good (i.e. lying, so they can get to look like a nice, decent person who
only wants nice, decent committed relationships when in fact, they just
want another date, or get you into bed)?.and secondly, 'why' questions
usually get people to go inside and search deeper to bring out what is
important to them. It can be extremely interesting to find out what they
mean by 'commitment' and whether their meaning jells with your
By the way, what do YOU mean by "commitment?? Commitment is
known as a 'fluff' word?.as in, it means many things to many people. I
had a friend who married a guy because he was into commitment ( and
a few other things :) Trouble is, they didn't discuss to see if they shared
the same meanings. She used to come home from work in the
beginning of their life together and find him on the phone with his back
to her, talking animatedly to old girlfriends. Even though he said he
wasn't sleeping with any of them, and she believed him, his behaviour
just didn't feel like 'commitment' to her.
So when your date answers, listen carefully to see whether your
meanings and needs and theirs match up. If they just want some
companionship or sex, it doesn't matter how spunky and wonderful they
are, it would just be a waste of time continuing going out with them.
Beware of the 'they'll change, once they get to know me' story. If you
want a 'deeply intimate, spiritual, tantric' type of commitment, and she
wants a 'nice comfy, lets-not-rock-the boat, you do your thing, I'll do
mine' sort of relationship?it's best to move on while the going's good.
Remember, Clarity is Power and dating can be fun and successful as
long as you take responsibility for finding out all the information you
Frances Amaroux is the director of Australia's first holistic internet
meeting place - AwareConnections.com - launched in August 2004. The
major aim of the site is to connect like-minded people (Cultural
Creatives) together and provide a wealth of information and education
to support people in having more conscious and sustainable
She is also the resident 'LoveCoach' on the site - with 15 years
experience as a relationships educator and Counsellor/Coach.
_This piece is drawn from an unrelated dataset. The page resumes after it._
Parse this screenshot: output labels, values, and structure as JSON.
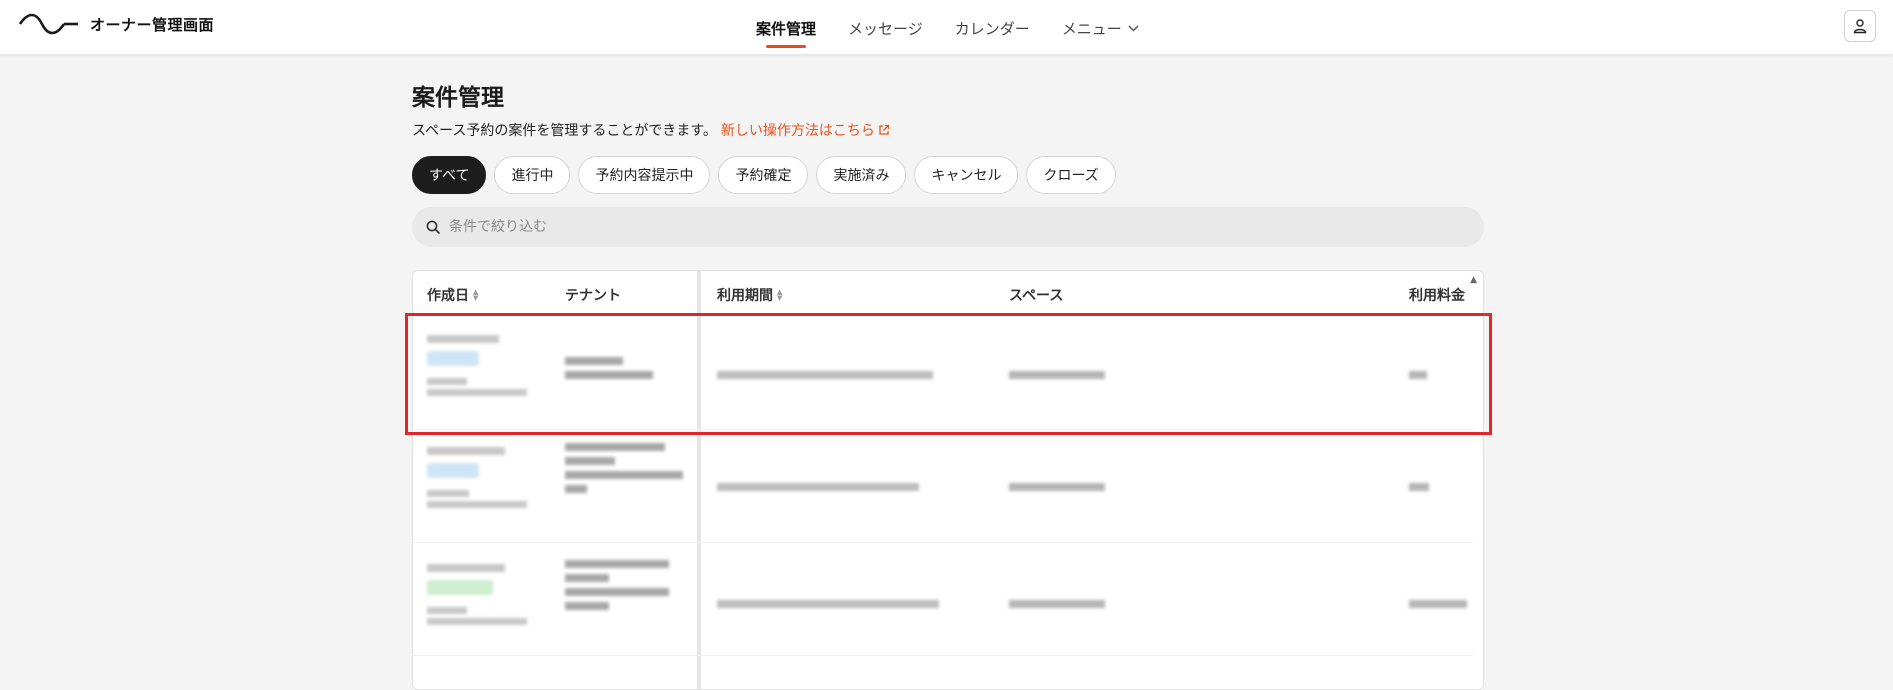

She has
facilitated 1000s of individuals and groups - including "Unleash the Flirt
Within!... how to become more playful, succulent, and irresistible." .
She has also co-facilitated a series of forums called "She says /He says
- Peace talks for the battle between the sexes" and is writing a book
called, Succulent Relationships for Singles - HugBuddies and